Your answer must be every line of the data below that holds the string "JSON", copied exactly.

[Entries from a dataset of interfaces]
____________

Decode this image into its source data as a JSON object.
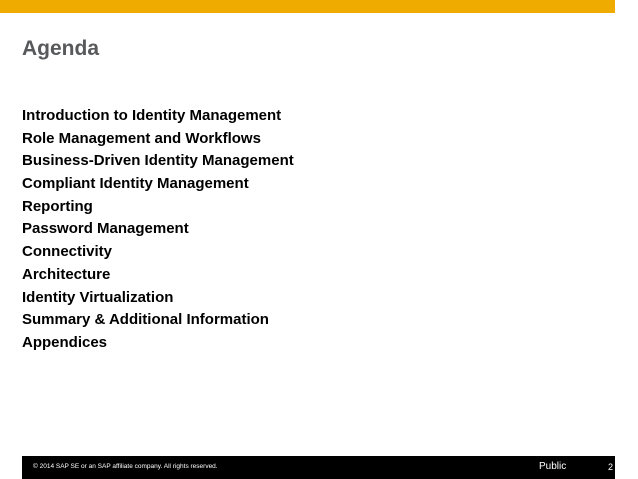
{
  "slide": {
    "title": "Agenda",
    "agenda": [
      "Introduction to Identity Management",
      "Role Management and Workflows",
      "Business-Driven Identity Management",
      "Compliant Identity Management",
      "Reporting",
      "Password Management",
      "Connectivity",
      "Architecture",
      "Identity Virtualization",
      "Summary & Additional Information",
      "Appendices"
    ]
  },
  "footer": {
    "copyright": "© 2014 SAP SE or an SAP affiliate company. All rights reserved.",
    "classification": "Public",
    "page_number": "2"
  },
  "colors": {
    "accent_bar": "#F0AB00",
    "title": "#58595B",
    "footer_bg": "#000000"
  }
}
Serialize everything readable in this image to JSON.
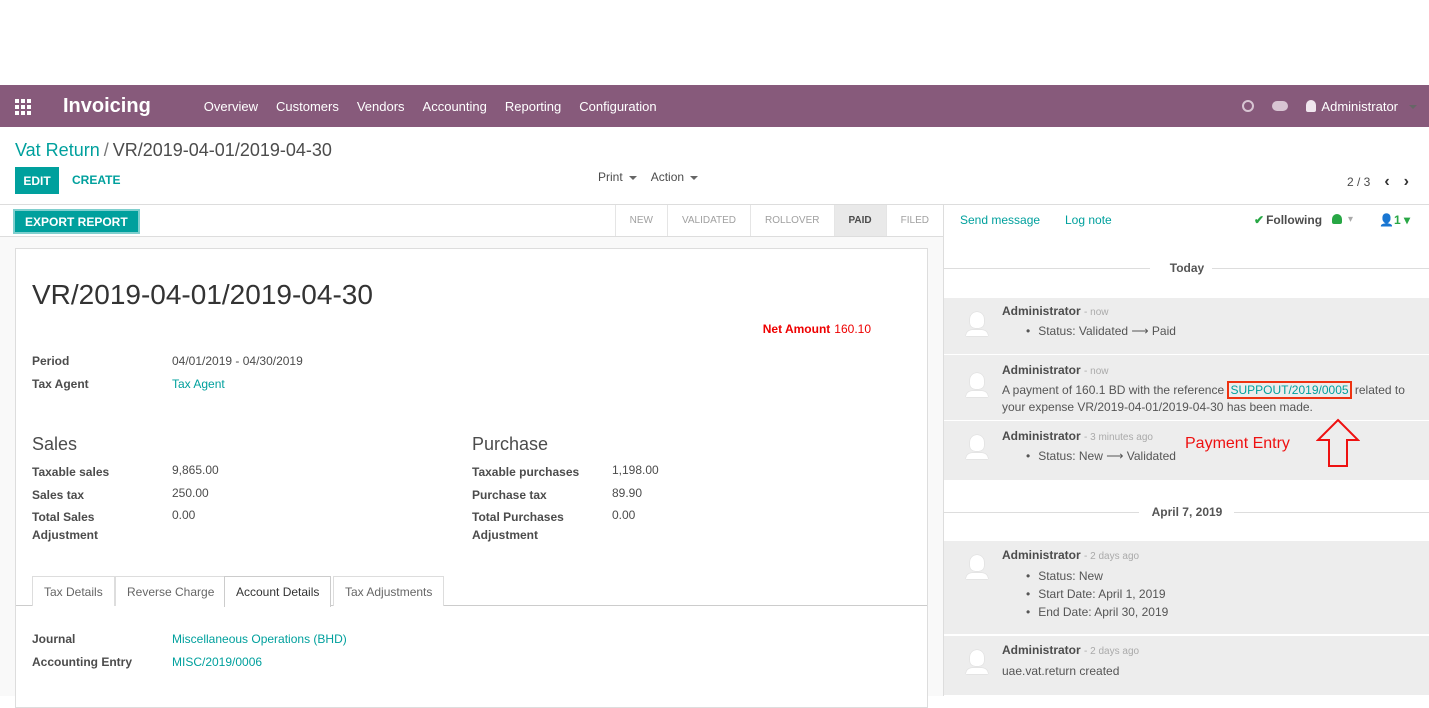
{
  "navbar": {
    "app_name": "Invoicing",
    "menu": [
      "Overview",
      "Customers",
      "Vendors",
      "Accounting",
      "Reporting",
      "Configuration"
    ],
    "user": "Administrator"
  },
  "breadcrumb": {
    "parent": "Vat Return",
    "current": "VR/2019-04-01/2019-04-30"
  },
  "buttons": {
    "edit": "EDIT",
    "create": "CREATE",
    "export": "EXPORT REPORT"
  },
  "cp": {
    "print": "Print",
    "action": "Action",
    "pager": "2 / 3"
  },
  "stages": [
    "NEW",
    "VALIDATED",
    "ROLLOVER",
    "PAID",
    "FILED"
  ],
  "active_stage": "PAID",
  "record": {
    "title": "VR/2019-04-01/2019-04-30",
    "net_amount_label": "Net Amount",
    "net_amount": "160.10",
    "period_label": "Period",
    "period": "04/01/2019 - 04/30/2019",
    "tax_agent_label": "Tax Agent",
    "tax_agent": "Tax Agent"
  },
  "sales": {
    "title": "Sales",
    "rows": [
      {
        "label": "Taxable sales",
        "value": "9,865.00"
      },
      {
        "label": "Sales tax",
        "value": "250.00"
      },
      {
        "label": "Total Sales Adjustment",
        "value": "0.00"
      }
    ]
  },
  "purchase": {
    "title": "Purchase",
    "rows": [
      {
        "label": "Taxable purchases",
        "value": "1,198.00"
      },
      {
        "label": "Purchase tax",
        "value": "89.90"
      },
      {
        "label": "Total Purchases Adjustment",
        "value": "0.00"
      }
    ]
  },
  "tabs": [
    "Tax Details",
    "Reverse Charge",
    "Account Details",
    "Tax Adjustments"
  ],
  "active_tab": "Account Details",
  "account": {
    "journal_label": "Journal",
    "journal": "Miscellaneous Operations (BHD)",
    "entry_label": "Accounting Entry",
    "entry": "MISC/2019/0006"
  },
  "chatter": {
    "send_message": "Send message",
    "log_note": "Log note",
    "following": "Following",
    "followers": "1",
    "date_today": "Today",
    "date_april": "April 7, 2019",
    "messages": [
      {
        "author": "Administrator",
        "time": "- now",
        "lines": [
          "Status: Validated ⟶ Paid"
        ]
      },
      {
        "author": "Administrator",
        "time": "- now",
        "text_before": "A payment of 160.1 BD with the reference ",
        "reference": "SUPPOUT/2019/0005",
        "text_after": " related to",
        "text_line2": "your expense VR/2019-04-01/2019-04-30 has been made."
      },
      {
        "author": "Administrator",
        "time": "- 3 minutes ago",
        "lines": [
          "Status: New ⟶ Validated"
        ]
      },
      {
        "author": "Administrator",
        "time": "- 2 days ago",
        "lines": [
          "Status: New",
          "Start Date: April 1, 2019",
          "End Date: April 30, 2019"
        ]
      },
      {
        "author": "Administrator",
        "time": "- 2 days ago",
        "lines": [
          "uae.vat.return created"
        ]
      }
    ]
  },
  "annotation": {
    "text": "Payment Entry",
    "color": "#e11"
  },
  "colors": {
    "navbar": "#875A7B",
    "primary": "#00A09D",
    "danger": "#e00"
  }
}
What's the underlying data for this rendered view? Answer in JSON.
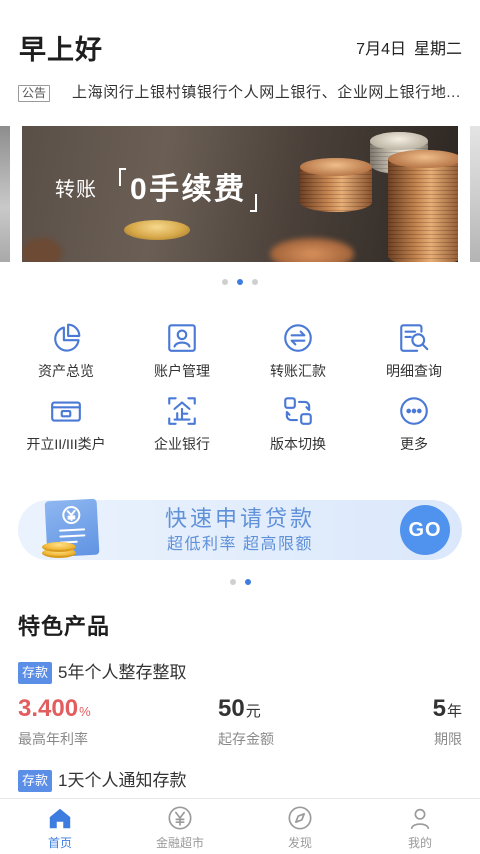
{
  "header": {
    "greeting": "早上好",
    "date": "7月4日",
    "weekday": "星期二"
  },
  "notice": {
    "badge": "公告",
    "text": "上海闵行上银村镇银行个人网上银行、企业网上银行地..."
  },
  "banner": {
    "prefix": "转账",
    "highlight": "0手续费",
    "indicator": {
      "count": 3,
      "active": 2
    }
  },
  "quick_menu": [
    {
      "label": "资产总览",
      "icon": "pie-chart-icon"
    },
    {
      "label": "账户管理",
      "icon": "account-card-icon"
    },
    {
      "label": "转账汇款",
      "icon": "transfer-icon"
    },
    {
      "label": "明细查询",
      "icon": "statement-search-icon"
    },
    {
      "label": "开立II/III类户",
      "icon": "bank-card-icon"
    },
    {
      "label": "企业银行",
      "icon": "enterprise-icon"
    },
    {
      "label": "版本切换",
      "icon": "switch-version-icon"
    },
    {
      "label": "更多",
      "icon": "more-icon"
    }
  ],
  "loan_banner": {
    "title": "快速申请贷款",
    "subtitle": "超低利率 超高限额",
    "button": "GO",
    "indicator": {
      "count": 2,
      "active": 2
    }
  },
  "featured": {
    "title": "特色产品",
    "products": [
      {
        "badge": "存款",
        "name": "5年个人整存整取",
        "rate": "3.400",
        "rate_unit": "%",
        "rate_label": "最高年利率",
        "min_amount": "50",
        "min_unit": "元",
        "min_label": "起存金额",
        "term": "5",
        "term_unit": "年",
        "term_label": "期限"
      },
      {
        "badge": "存款",
        "name": "1天个人通知存款"
      }
    ]
  },
  "tabbar": [
    {
      "label": "首页",
      "icon": "home-icon",
      "active": true
    },
    {
      "label": "金融超市",
      "icon": "finance-market-icon",
      "active": false
    },
    {
      "label": "发现",
      "icon": "compass-icon",
      "active": false
    },
    {
      "label": "我的",
      "icon": "profile-icon",
      "active": false
    }
  ],
  "colors": {
    "accent": "#3d7de0",
    "icon": "#4a79d6",
    "rate": "#e35d5f",
    "badge": "#5b8ee6",
    "loan_text": "#5f91d9",
    "go_button": "#4f93ee",
    "tab_inactive": "#9a9a9a"
  }
}
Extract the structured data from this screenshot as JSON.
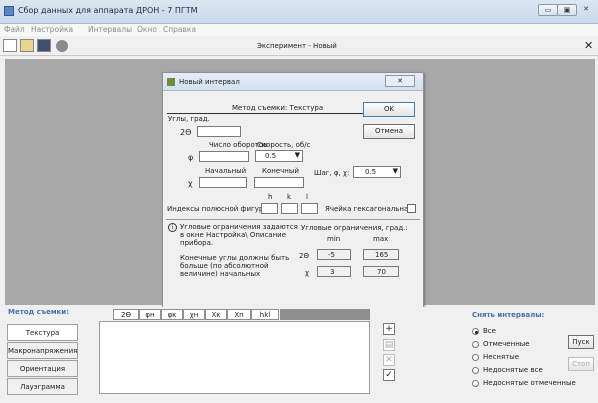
{
  "window": {
    "title": "Сбор данных для аппарата ДРОН - 7 ПГТМ"
  },
  "menu": [
    "Файл",
    "Настройка",
    "Интервалы",
    "Окно",
    "Справка"
  ],
  "document_title": "Эксперимент - Новый",
  "dialog": {
    "title": "Новый интервал",
    "method": "Метод съемки: Текстура",
    "angles_label": "Углы, град.",
    "two_theta_symbol": "2Θ",
    "rotations_label": "Число оборотов",
    "speed_label": "Скорость, об/с",
    "phi_symbol": "φ",
    "speed_value": "0.5",
    "start_label": "Начальный",
    "end_label": "Конечный",
    "chi_symbol": "χ",
    "step_label": "Шаг, φ, χ:",
    "step_value": "0.5",
    "hkl": [
      "h",
      "k",
      "l"
    ],
    "indices_label": "Индексы полюсной фигуры:",
    "hex_label": "Ячейка гексагональная:",
    "info_text": "Угловые ограничения задаются в окне Настройка\\ Описание прибора.",
    "info_text2": "Конечные углы должны быть больше (по абсолютной величине) начальных",
    "limits_title": "Угловые ограничения, град.:",
    "min_label": "min",
    "max_label": "max",
    "two_theta_min": "-5",
    "two_theta_max": "165",
    "chi_min": "3",
    "chi_max": "70",
    "ok_label": "OK",
    "cancel_label": "Отмена"
  },
  "bottom": {
    "method_label": "Метод съемки:",
    "tabs": [
      "Текстура",
      "Макронапряжения",
      "Ориентация",
      "Лауэграмма"
    ],
    "columns": [
      "2Θ",
      "φн",
      "φк",
      "χн",
      "Хк",
      "Хп",
      "hkl"
    ],
    "remove_label": "Снять интервалы:",
    "radios": [
      "Все",
      "Отмеченные",
      "Неснятые",
      "Недоснятые все",
      "Недоснятые отмеченные"
    ],
    "start_label": "Пуск",
    "stop_label": "Стоп"
  }
}
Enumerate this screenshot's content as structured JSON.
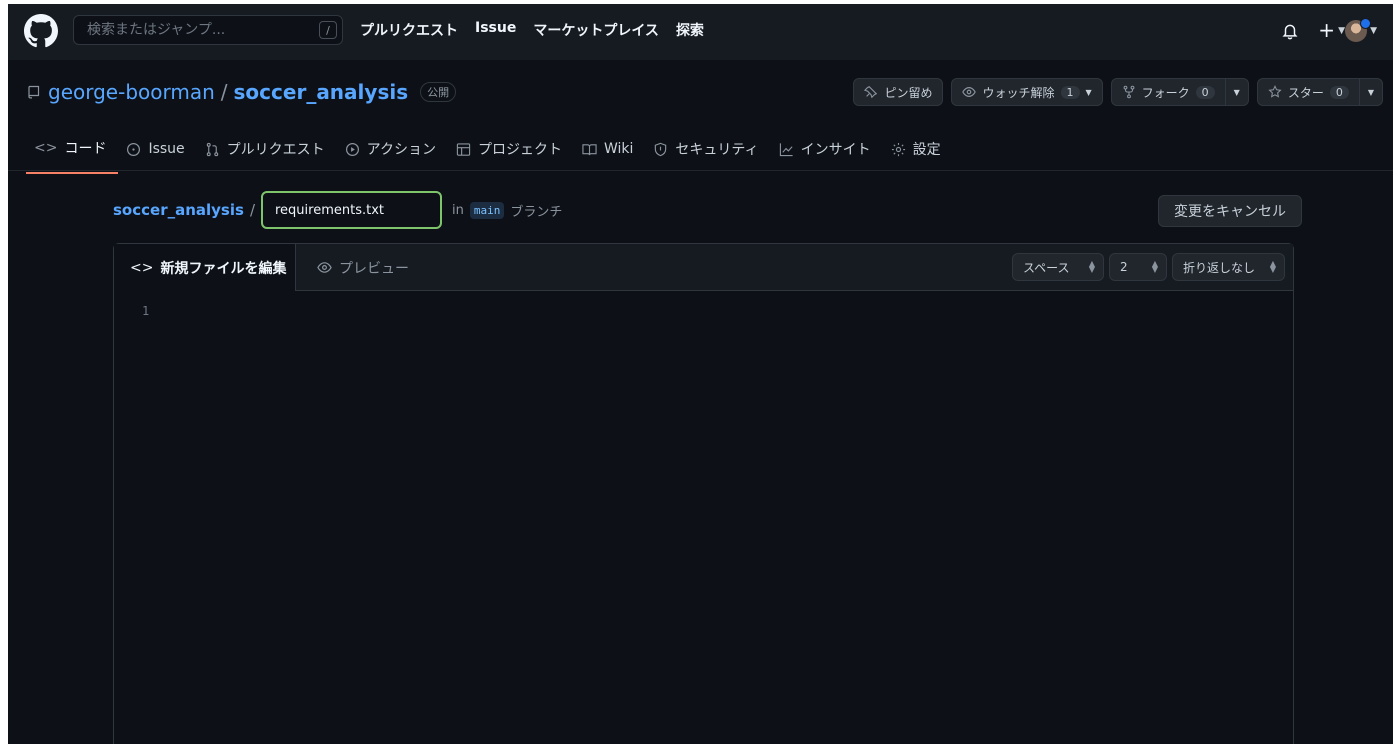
{
  "header": {
    "search_placeholder": "検索またはジャンプ...",
    "search_shortcut": "/",
    "nav": [
      "プルリクエスト",
      "Issue",
      "マーケットプレイス",
      "探索"
    ],
    "plus": "+"
  },
  "repo": {
    "owner": "george-boorman",
    "separator": "/",
    "name": "soccer_analysis",
    "visibility": "公開",
    "pin_label": "ピン留め",
    "watch_label": "ウォッチ解除",
    "watch_count": "1",
    "fork_label": "フォーク",
    "fork_count": "0",
    "star_label": "スター",
    "star_count": "0"
  },
  "tabs": [
    "コード",
    "Issue",
    "プルリクエスト",
    "アクション",
    "プロジェクト",
    "Wiki",
    "セキュリティ",
    "インサイト",
    "設定"
  ],
  "editor": {
    "breadcrumb_repo": "soccer_analysis",
    "breadcrumb_sep": "/",
    "filename": "requirements.txt",
    "in_text": "in",
    "branch": "main",
    "branch_suffix": "ブランチ",
    "cancel_label": "変更をキャンセル",
    "edit_tab": "新規ファイルを編集",
    "preview_tab": "プレビュー",
    "indent_mode": "スペース",
    "indent_size": "2",
    "wrap_mode": "折り返しなし",
    "line_number": "1"
  },
  "colors": {
    "background": "#0d1117",
    "header": "#161b22",
    "link": "#58a6ff",
    "focus_border": "#7ec46b",
    "active_tab_underline": "#f78166"
  }
}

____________

_SOLUTION_.
Decode this image into its source data as a JSON object.
Serialize everything readable in this image to JSON.
What's the underlying data for this rendered view? Answer in JSON.
Extract the structured data from this screenshot as JSON.
Enumerate this screenshot's content as structured JSON.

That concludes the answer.